    U.S. health regulators issued an updated safety alert on Wednesday for endoscopes linked to drug-resistant "superbug" bacteria in California hospitals. The Food and Drug Administration said it was not recommending that healthcare providers cancel procedures performed with a duodenoscope for patients who need them. It did recommend that healthcare providers inform patients of the risks, including infection, and benefits associated with the procedure and report to the manufacturer and the FDA if they suspect problems with the equipment have led to patient infections. The alert followed news on Wednesday that four patients at the Cedars-Sinai Medical Center in Los Angeles were infected with a drug-resistant bacteria during endoscopic procedures that may have exposed 64 others since August.
  • U.S. Supreme Court split over Obamacare challenge

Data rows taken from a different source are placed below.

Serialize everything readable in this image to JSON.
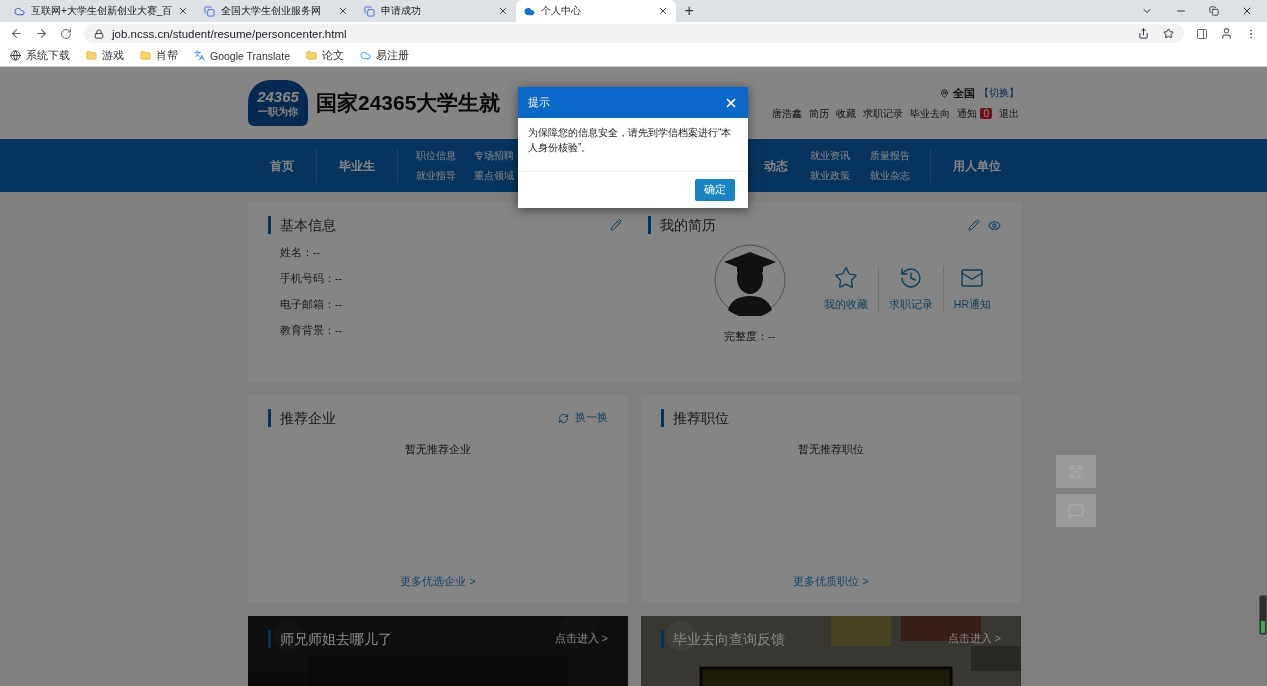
{
  "browser": {
    "tabs": [
      {
        "title": "互联网+大学生创新创业大赛_百",
        "selected": false
      },
      {
        "title": "全国大学生创业服务网",
        "selected": false
      },
      {
        "title": "申请成功",
        "selected": false
      },
      {
        "title": "个人中心",
        "selected": true
      }
    ],
    "new_tab": "+",
    "url": "job.ncss.cn/student/resume/personcenter.html",
    "bookmarks": [
      "系统下载",
      "游戏",
      "肖帮",
      "Google Translate",
      "论文",
      "易注册"
    ]
  },
  "header": {
    "logo_number": "24365",
    "logo_slogan": "一职为你",
    "site_title": "国家24365大学生就",
    "location": "全国",
    "switch": "【切换】",
    "user_links": [
      {
        "label": "唐浩鑫",
        "kind": "user"
      },
      {
        "label": "简历",
        "kind": "link"
      },
      {
        "label": "收藏",
        "kind": "link"
      },
      {
        "label": "求职记录",
        "kind": "link"
      },
      {
        "label": "毕业去向",
        "kind": "link"
      },
      {
        "label": "通知",
        "kind": "notice",
        "badge": "0"
      },
      {
        "label": "退出",
        "kind": "link"
      }
    ]
  },
  "nav": {
    "left": [
      {
        "label": "首页"
      },
      {
        "label": "毕业生"
      }
    ],
    "left_sub": [
      [
        "职位信息",
        "就业指导"
      ],
      [
        "专场招聘",
        "重点领域"
      ]
    ],
    "partial": "动态",
    "right_sub": [
      [
        "就业资讯",
        "就业政策"
      ],
      [
        "质量报告",
        "就业杂志"
      ]
    ],
    "right": [
      {
        "label": "用人单位"
      }
    ]
  },
  "basic_info": {
    "title": "基本信息",
    "fields": [
      "姓名：--",
      "手机号码：--",
      "电子邮箱：--",
      "教育背景：--"
    ]
  },
  "resume": {
    "title": "我的简历",
    "completeness": "完整度：--",
    "actions": [
      "我的收藏",
      "求职记录",
      "HR通知"
    ]
  },
  "recommended_companies": {
    "title": "推荐企业",
    "refresh": "换一换",
    "empty": "暂无推荐企业",
    "more": "更多优选企业 >"
  },
  "recommended_jobs": {
    "title": "推荐职位",
    "empty": "暂无推荐职位",
    "more": "更多优质职位 >"
  },
  "banners": [
    {
      "title": "师兄师姐去哪儿了",
      "link": "点击进入 >",
      "kind": "dark"
    },
    {
      "title": "毕业去向查询反馈",
      "link": "点击进入 >",
      "kind": "wall"
    }
  ],
  "dialog": {
    "title": "提示",
    "message": "为保障您的信息安全，请先到学信档案进行“本人身份核验”。",
    "button": "确定"
  }
}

    Members of the King v. Burwell plaintiffs' legal team, including Kazman, Pruitt, Pamela and Douglas Hurst, and Carvin, exit the Supreme Court building after arguments in WashingtonBy Lawrence Hurley WASHINGTON (Reuters) - The U.S. Supreme Court appeared sharply divided on ideological lines on Wednesday as it tackled a second major challenge to President Barack Obama's healthcare law, with Justice Anthony Kennedy emerging as a likely swing vote in a ruling. The nine justices heard 85 minutes of arguments in the case brought by conservative opponents of the law who contend its tax credits aimed at helping people afford medical insurance should not be available in most states. A ruling favoring the challengers could cripple the law dubbed Obamacare, the president's signature domestic policy achievement. Kennedy, a conservative who often casts the deciding vote in close cases, raised concerns to lawyers on both sides about the possible negative impact on states if the government loses the case, suggesting he could back the Obama administration.


  • U.S. high court's Kennedy criticizes challenge to Obamacare subsidies
    WASHINGTON (Reuters) - Justice Anthony Kennedy, a possible swing vote on a closely divided U.S. Supreme Court, told a lawyer challenging Obamacare subsidies on Wednesday that his argument raised a serious constitutional problem, but said the lawyer might win anyway on other grounds. Justice Anthony Kennedy questioned lawyer Michael Carvin part way into the scheduled one-hour oral argument about how a ruling might unlawfully pressure states in a case that tests President Barack Obama's signature domestic policy achievement. (Reporting by David Ingram; Editing by Will Dunham)
Sherman 4201 Texoma Pkwy (903) 892 -8123 Ardmore 2624 S. Commerce (580) 223-0946
Copyright © 2002-2015 - Designed by Gray Digital Media - Powered by Clickability
Gray Television, Inc.